Identify, in the records below, every line where the string "photo" appears, and copy each such line.

(Beginning of Data supplied)

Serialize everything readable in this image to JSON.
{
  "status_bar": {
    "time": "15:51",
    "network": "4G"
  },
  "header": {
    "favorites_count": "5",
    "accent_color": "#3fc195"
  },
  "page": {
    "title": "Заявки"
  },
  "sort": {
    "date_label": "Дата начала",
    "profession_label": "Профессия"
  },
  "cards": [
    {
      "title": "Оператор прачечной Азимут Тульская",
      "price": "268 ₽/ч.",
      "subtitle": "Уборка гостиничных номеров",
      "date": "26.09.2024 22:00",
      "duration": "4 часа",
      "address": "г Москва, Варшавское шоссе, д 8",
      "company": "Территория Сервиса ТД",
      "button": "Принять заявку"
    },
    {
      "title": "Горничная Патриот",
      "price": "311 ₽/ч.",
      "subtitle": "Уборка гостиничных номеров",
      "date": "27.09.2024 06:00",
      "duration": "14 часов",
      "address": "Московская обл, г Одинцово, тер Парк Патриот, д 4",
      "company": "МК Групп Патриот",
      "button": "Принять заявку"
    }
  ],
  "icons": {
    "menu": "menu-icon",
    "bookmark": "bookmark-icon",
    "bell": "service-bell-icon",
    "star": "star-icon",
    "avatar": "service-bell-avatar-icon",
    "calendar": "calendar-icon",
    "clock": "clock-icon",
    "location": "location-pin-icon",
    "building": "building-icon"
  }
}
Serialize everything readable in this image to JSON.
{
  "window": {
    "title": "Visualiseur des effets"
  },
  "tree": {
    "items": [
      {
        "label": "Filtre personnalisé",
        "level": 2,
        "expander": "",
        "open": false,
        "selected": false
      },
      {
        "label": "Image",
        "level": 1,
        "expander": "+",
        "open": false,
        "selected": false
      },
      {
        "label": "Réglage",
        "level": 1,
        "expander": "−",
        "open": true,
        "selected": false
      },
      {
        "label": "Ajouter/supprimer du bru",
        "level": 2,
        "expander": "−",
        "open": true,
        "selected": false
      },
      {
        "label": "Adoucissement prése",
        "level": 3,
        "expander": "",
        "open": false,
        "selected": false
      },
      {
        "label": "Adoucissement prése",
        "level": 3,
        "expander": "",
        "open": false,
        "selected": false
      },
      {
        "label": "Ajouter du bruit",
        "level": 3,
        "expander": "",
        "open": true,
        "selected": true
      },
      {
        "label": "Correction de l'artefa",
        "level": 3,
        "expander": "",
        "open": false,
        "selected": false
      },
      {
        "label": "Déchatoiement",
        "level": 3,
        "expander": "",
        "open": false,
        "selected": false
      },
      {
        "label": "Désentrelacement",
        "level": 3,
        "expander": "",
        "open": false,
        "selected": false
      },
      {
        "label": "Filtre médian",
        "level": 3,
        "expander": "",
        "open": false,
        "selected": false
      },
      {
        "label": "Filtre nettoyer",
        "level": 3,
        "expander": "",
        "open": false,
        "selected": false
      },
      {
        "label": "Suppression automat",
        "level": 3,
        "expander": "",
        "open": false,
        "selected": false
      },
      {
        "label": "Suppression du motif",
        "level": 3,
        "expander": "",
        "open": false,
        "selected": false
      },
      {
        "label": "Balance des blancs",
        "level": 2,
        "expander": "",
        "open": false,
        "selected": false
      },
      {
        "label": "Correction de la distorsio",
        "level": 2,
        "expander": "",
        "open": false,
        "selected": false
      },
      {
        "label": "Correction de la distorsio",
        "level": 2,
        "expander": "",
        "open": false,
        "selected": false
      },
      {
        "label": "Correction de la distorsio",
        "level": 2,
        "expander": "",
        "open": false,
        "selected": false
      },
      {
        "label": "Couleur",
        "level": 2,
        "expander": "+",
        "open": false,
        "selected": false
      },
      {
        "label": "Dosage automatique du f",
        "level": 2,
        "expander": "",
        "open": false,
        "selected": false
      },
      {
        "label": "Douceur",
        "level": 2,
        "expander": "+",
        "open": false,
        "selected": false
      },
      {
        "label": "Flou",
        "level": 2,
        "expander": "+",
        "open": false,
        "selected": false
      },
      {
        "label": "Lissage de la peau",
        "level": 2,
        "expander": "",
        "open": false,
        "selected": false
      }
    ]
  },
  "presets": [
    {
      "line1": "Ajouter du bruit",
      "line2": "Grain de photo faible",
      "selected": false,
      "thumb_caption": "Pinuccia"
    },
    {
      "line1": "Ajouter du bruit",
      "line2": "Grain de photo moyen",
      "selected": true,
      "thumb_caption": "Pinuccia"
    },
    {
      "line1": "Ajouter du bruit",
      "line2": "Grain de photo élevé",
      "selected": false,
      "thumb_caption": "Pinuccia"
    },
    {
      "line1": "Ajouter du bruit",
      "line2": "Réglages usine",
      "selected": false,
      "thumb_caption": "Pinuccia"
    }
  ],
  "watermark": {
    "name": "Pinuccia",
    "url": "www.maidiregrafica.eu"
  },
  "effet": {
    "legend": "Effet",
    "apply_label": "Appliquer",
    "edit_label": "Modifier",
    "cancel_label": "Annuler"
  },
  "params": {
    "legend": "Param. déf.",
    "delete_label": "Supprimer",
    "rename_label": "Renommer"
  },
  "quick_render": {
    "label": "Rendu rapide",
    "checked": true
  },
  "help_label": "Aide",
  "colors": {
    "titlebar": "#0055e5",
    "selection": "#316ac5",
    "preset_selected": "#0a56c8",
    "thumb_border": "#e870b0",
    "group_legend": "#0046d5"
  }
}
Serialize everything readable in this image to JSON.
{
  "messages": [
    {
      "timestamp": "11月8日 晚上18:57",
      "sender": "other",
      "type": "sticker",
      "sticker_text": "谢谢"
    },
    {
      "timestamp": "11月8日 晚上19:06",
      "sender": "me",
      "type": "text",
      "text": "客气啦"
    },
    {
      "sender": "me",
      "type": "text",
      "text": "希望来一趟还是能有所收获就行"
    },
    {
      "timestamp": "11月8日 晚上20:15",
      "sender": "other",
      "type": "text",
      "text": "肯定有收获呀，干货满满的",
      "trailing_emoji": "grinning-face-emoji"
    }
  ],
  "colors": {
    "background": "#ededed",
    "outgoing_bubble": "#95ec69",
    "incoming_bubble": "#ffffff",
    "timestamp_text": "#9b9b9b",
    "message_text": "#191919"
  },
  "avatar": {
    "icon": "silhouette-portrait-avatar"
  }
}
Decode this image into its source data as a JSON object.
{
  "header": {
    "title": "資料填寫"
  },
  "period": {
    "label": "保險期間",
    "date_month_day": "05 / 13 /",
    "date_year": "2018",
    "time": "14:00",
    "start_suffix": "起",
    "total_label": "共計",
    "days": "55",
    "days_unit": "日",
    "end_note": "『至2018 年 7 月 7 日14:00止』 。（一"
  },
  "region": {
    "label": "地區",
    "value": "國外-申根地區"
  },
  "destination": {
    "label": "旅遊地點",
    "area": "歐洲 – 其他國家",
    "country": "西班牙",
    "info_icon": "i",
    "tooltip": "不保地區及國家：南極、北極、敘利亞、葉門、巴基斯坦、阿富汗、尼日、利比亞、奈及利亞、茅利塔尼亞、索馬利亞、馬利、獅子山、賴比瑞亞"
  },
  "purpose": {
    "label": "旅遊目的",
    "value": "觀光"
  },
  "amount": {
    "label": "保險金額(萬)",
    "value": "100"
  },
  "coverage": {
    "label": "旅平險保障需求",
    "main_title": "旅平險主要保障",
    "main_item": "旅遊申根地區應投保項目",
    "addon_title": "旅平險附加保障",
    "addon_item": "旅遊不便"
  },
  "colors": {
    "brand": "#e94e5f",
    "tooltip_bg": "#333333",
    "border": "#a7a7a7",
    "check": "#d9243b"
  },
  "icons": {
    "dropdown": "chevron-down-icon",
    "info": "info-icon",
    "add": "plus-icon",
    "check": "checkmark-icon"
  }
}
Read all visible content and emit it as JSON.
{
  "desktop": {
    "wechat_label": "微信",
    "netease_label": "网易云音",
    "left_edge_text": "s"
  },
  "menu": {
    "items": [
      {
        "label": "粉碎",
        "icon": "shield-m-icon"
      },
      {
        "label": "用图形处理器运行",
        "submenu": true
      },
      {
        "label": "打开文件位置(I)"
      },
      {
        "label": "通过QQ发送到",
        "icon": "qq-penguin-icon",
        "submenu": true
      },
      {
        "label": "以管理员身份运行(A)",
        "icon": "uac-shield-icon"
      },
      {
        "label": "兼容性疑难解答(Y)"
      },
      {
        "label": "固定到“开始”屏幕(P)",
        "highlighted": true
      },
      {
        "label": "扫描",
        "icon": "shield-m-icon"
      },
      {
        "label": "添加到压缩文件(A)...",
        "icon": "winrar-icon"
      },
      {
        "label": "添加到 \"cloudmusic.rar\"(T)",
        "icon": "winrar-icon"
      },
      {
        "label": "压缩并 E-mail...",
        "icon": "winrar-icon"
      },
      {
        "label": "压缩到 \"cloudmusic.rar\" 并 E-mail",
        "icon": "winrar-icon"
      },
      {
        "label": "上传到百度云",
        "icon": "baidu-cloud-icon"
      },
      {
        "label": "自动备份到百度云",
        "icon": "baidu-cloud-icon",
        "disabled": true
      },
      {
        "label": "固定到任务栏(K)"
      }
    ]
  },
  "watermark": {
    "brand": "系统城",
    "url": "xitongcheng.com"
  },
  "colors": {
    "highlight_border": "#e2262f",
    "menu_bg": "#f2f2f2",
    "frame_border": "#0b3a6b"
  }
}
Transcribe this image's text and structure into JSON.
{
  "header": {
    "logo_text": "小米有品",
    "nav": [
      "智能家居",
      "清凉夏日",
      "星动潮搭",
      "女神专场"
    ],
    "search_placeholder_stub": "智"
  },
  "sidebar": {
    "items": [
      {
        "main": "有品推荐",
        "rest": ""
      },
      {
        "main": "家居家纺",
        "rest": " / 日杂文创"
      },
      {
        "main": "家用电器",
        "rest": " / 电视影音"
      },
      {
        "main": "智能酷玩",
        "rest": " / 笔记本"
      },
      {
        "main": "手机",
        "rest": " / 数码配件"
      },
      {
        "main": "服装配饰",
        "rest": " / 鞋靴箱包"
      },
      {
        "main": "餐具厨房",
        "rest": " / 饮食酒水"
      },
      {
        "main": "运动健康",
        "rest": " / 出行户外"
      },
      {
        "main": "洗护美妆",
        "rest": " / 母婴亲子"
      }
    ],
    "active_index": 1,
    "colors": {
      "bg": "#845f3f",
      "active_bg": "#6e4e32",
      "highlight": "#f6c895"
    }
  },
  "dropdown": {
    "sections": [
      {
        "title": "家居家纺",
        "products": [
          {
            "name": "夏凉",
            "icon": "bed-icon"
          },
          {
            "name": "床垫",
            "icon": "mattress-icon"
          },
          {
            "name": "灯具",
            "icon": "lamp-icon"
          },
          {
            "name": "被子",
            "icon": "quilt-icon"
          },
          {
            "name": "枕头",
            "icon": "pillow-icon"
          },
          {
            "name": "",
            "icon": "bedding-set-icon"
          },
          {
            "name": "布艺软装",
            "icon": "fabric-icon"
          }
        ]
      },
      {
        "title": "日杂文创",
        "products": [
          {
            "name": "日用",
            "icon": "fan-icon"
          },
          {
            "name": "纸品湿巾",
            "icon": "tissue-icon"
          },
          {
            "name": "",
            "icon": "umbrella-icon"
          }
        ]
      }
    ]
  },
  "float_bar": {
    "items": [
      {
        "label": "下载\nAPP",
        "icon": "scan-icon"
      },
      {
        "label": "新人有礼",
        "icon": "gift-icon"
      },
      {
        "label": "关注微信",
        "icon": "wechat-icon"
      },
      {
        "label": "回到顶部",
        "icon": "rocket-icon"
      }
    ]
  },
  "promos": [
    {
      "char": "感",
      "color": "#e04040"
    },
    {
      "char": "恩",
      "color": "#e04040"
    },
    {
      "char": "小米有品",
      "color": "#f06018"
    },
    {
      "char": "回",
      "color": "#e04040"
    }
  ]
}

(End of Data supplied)

__Result__.
      "line2": "Grain de photo faible",
      "line2": "Grain de photo moyen",
      "line2": "Grain de photo élevé",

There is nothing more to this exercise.